Investigators
Tatum, J. Daryl; Sofos, John; Smith, Gary; Scanga, John; Belk, Keith
Institutions
Colorado State University
Start date
2005
End date
2006
Objective
Determine the effectiveness of commercial spray washing systems to remove central nervous system tissue (CNS) from beef carcasses.
More information
Findings: To determine the efficacy of commercial carcass wash cabinets, 100cm2 swab samples were collected using templates from the aitch bone and 4th thoracic vertebra of carcasses before and after the final carcass wash at five commercial beef packing facilities.
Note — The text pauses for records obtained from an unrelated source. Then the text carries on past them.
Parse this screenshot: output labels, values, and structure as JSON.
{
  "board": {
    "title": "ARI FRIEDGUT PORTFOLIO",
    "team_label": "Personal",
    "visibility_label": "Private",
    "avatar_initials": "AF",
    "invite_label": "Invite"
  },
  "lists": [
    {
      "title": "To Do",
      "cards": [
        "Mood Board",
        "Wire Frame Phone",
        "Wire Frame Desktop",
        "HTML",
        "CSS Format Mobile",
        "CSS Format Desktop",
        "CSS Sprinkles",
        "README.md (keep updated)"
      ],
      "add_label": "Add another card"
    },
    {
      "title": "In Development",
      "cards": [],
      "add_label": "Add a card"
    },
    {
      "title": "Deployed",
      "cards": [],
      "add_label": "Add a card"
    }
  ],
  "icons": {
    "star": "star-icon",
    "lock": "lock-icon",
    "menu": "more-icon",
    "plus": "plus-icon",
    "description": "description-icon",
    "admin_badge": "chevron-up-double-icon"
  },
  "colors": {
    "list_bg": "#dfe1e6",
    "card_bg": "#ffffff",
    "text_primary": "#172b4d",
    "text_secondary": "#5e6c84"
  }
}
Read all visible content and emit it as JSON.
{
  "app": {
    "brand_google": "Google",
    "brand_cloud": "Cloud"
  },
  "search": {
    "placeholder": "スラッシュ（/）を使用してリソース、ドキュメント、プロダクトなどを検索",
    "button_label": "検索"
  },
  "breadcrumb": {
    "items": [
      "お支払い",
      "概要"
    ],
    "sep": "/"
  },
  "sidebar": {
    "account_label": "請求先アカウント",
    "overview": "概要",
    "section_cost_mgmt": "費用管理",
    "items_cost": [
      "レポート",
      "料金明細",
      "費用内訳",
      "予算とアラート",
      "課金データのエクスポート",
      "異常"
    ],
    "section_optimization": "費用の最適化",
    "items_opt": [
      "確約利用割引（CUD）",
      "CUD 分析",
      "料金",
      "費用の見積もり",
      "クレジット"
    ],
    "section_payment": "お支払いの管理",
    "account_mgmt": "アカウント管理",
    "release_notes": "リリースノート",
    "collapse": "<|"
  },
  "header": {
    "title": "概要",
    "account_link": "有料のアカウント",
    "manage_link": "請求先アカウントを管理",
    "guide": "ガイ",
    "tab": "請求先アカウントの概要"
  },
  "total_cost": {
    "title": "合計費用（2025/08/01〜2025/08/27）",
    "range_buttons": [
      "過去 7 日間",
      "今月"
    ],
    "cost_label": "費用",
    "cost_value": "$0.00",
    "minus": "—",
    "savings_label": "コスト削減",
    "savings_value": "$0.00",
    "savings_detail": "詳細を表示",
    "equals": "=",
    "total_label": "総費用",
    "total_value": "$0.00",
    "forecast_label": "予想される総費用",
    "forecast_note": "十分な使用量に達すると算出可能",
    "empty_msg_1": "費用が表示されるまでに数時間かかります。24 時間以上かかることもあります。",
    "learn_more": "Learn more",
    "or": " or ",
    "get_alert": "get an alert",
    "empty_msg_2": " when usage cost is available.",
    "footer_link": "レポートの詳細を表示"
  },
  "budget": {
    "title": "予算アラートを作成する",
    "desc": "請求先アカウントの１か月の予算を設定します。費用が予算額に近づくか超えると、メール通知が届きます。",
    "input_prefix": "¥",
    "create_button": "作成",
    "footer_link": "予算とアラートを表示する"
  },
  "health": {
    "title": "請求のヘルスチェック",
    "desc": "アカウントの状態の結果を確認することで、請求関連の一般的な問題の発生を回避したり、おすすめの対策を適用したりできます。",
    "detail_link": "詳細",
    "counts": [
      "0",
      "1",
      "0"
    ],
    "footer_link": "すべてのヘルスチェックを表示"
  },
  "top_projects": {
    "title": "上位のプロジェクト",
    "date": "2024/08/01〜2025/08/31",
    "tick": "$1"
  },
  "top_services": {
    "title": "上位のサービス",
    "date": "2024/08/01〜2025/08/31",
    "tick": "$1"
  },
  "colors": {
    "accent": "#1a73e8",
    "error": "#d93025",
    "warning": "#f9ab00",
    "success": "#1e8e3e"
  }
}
Samples were collected from the aitch bone because previous research has shown that GFAP material is cross-contaminated at low levels from the carcass splitting saw. In this study, only 6% of samples tested positive for GFAP on the aitch bone; whereas, a higher level of GFAP contamination (69%) was found on the vertebral column. This higher level of GFAP contamination on the vertebral column was expected because the carcass splitting process redistributes GFAP material, unique to the carcass being split, on the vertebral column. Samples were collected from the 4th thoracic vertebra to determine if carcass wash cabinets rinse away GFAP material not removed during the slaughter process. GFAP levels on the 4th thoracic vertebra were significantly reduced (P < 0.05) by final carcass wash cabinets in 3 of 5 plants. GFAP positive samples on the aitch bone were reduced in 2 of five plants and were zero both before and after in one plant.
Funding Source
Nat'l. Cattlemen's Beef Assoc.
Project number
BC-2005-11
Categories
Bacterial Pathogens
Prevention and Control